═════ Data supplied
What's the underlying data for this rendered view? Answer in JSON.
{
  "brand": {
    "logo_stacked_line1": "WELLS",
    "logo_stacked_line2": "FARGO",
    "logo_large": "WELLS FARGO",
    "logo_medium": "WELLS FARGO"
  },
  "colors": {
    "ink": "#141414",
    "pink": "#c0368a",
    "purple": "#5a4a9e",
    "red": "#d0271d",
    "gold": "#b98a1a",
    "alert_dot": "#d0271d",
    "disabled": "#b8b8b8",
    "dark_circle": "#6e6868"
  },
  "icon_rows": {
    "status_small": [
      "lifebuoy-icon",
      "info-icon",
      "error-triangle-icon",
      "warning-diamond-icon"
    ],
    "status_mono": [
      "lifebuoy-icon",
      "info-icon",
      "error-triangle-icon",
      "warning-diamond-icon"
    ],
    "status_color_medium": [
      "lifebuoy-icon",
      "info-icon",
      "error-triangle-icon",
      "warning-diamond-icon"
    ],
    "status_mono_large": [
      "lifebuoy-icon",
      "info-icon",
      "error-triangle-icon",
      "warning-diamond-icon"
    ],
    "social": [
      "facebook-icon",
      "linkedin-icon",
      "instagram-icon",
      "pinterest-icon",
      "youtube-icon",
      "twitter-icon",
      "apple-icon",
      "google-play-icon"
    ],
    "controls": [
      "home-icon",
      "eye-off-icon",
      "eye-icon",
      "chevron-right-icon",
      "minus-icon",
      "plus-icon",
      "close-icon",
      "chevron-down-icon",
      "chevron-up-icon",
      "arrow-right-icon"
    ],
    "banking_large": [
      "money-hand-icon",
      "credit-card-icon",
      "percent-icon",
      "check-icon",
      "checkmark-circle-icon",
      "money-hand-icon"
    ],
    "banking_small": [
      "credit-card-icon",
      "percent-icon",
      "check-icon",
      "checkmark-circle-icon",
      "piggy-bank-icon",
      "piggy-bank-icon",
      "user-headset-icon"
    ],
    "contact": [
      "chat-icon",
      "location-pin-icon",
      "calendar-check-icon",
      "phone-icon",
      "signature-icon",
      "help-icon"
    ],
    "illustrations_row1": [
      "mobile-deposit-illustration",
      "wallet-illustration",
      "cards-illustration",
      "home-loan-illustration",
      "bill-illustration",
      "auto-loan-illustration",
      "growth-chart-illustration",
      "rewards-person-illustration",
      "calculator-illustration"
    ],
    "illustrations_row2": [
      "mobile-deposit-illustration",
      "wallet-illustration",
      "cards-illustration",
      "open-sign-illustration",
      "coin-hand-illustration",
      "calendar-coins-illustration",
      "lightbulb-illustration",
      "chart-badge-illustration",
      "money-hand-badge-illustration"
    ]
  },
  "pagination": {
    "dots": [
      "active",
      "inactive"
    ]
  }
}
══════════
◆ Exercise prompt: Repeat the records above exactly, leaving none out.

◆ Answer box:
What's the underlying data for this rendered view? Answer in JSON.
{
  "brand": {
    "logo_stacked_line1": "WELLS",
    "logo_stacked_line2": "FARGO",
    "logo_large": "WELLS FARGO",
    "logo_medium": "WELLS FARGO"
  },
  "colors": {
    "ink": "#141414",
    "pink": "#c0368a",
    "purple": "#5a4a9e",
    "red": "#d0271d",
    "gold": "#b98a1a",
    "alert_dot": "#d0271d",
    "disabled": "#b8b8b8",
    "dark_circle": "#6e6868"
  },
  "icon_rows": {
    "status_small": [
      "lifebuoy-icon",
      "info-icon",
      "error-triangle-icon",
      "warning-diamond-icon"
    ],
    "status_mono": [
      "lifebuoy-icon",
      "info-icon",
      "error-triangle-icon",
      "warning-diamond-icon"
    ],
    "status_color_medium": [
      "lifebuoy-icon",
      "info-icon",
      "error-triangle-icon",
      "warning-diamond-icon"
    ],
    "status_mono_large": [
      "lifebuoy-icon",
      "info-icon",
      "error-triangle-icon",
      "warning-diamond-icon"
    ],
    "social": [
      "facebook-icon",
      "linkedin-icon",
      "instagram-icon",
      "pinterest-icon",
      "youtube-icon",
      "twitter-icon",
      "apple-icon",
      "google-play-icon"
    ],
    "controls": [
      "home-icon",
      "eye-off-icon",
      "eye-icon",
      "chevron-right-icon",
      "minus-icon",
      "plus-icon",
      "close-icon",
      "chevron-down-icon",
      "chevron-up-icon",
      "arrow-right-icon"
    ],
    "banking_large": [
      "money-hand-icon",
      "credit-card-icon",
      "percent-icon",
      "check-icon",
      "checkmark-circle-icon",
      "money-hand-icon"
    ],
    "banking_small": [
      "credit-card-icon",
      "percent-icon",
      "check-icon",
      "checkmark-circle-icon",
      "piggy-bank-icon",
      "piggy-bank-icon",
      "user-headset-icon"
    ],
    "contact": [
      "chat-icon",
      "location-pin-icon",
      "calendar-check-icon",
      "phone-icon",
      "signature-icon",
      "help-icon"
    ],
    "illustrations_row1": [
      "mobile-deposit-illustration",
      "wallet-illustration",
      "cards-illustration",
      "home-loan-illustration",
      "bill-illustration",
      "auto-loan-illustration",
      "growth-chart-illustration",
      "rewards-person-illustration",
      "calculator-illustration"
    ],
    "illustrations_row2": [
      "mobile-deposit-illustration",
      "wallet-illustration",
      "cards-illustration",
      "open-sign-illustration",
      "coin-hand-illustration",
      "calendar-coins-illustration",
      "lightbulb-illustration",
      "chart-badge-illustration",
      "money-hand-badge-illustration"
    ]
  },
  "pagination": {
    "dots": [
      "active",
      "inactive"
    ]
  }
}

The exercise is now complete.